The sky literally is the limit and the example of the Williams sisters speaks to our country and especially to Northern Nigeria. Someone sent me a text in response, that I was asking them to copy girls who dressed ‘half naked’; but I challenged him to let his daughters dress in the mode acceptable to his religious confession, but nevertheless encourage them to be the best of themselves.
So when the remarkable Williams sisters, Serena and Venus, became victorious again last weekend, I decided to remind of their inspiring story with the hope that we can do even better for all the girls of our beautiful country!
Did you watch the Nigerian Basketball team qualify for the Olympic Games?
IN far away Caracas, Venezuela, the Nigerian Basketball team qualified for the London Olympic Games. It was our first time and what a way to do so. The team took a bronze medal at the Afro Basketball championship last year in Madagascar, but was re-jigged with a new set of US-based players.
They were positively audacious and along the way, Nigeria beat Greece and Lithuania two of the best teams in the world and finally qualified by defeating the Dominican Republic. Watching those remarkably fit young men, Olumide, Diogu, Skinn, the Aminu brothers, Dagunduro, Obasohan and so on, I felt even prouder about the possibilities for change and development of our country.
It is teamwork of the Basketball Federation led by TJ, which facilitated the amazing feat for Nigeria. TJ was a youth corps member in the 1980s at the Kwara State Sports Council in Ilorin and was as devoted to the game then as he is today. A few weeks after his election as basketball federation chairman, we met in Abuja and he spoke effusively about his vision for the game in Nigeria. I am so happy to see the incremental improvement in basketball in our country.

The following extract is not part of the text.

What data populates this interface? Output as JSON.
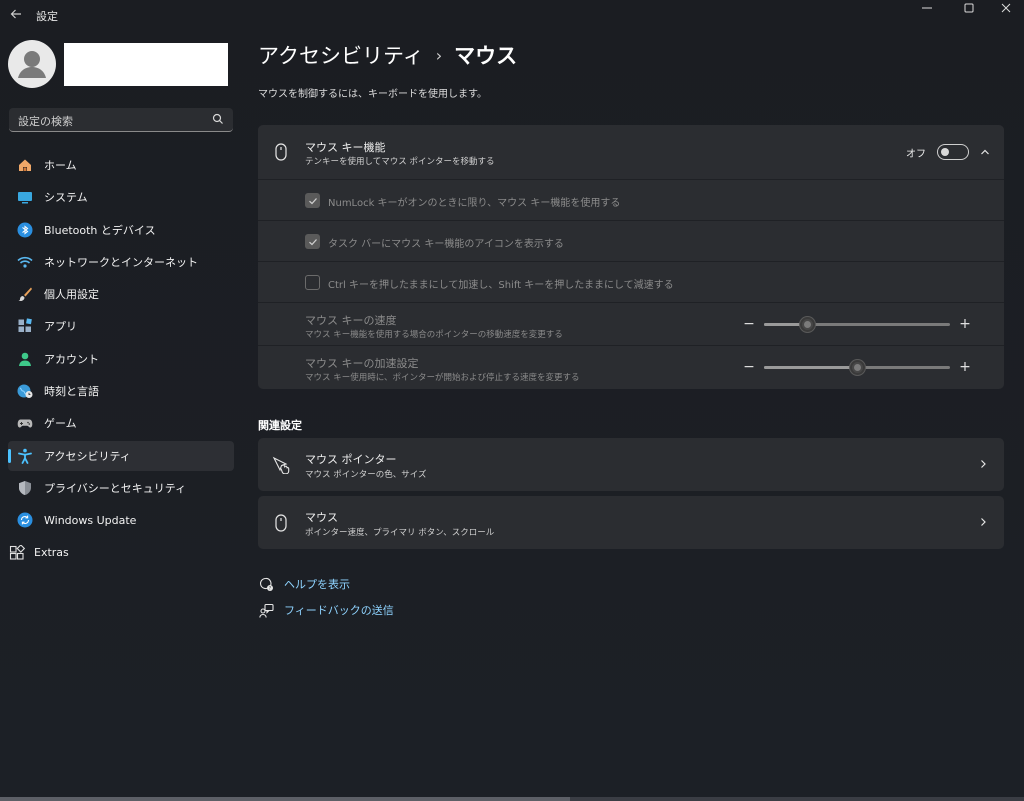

On a more fundamental level, watching the young Nigerians from their different backgrounds, play together with a sense of purpose, strengthened my optimism about our country. If we can work together to earn a responsible nation-building ruling elite, able to inspire a sense of national purpose, we can certainly build a truly remarkable country. The basketball team is like a green shoot of growth in an arid wasteland!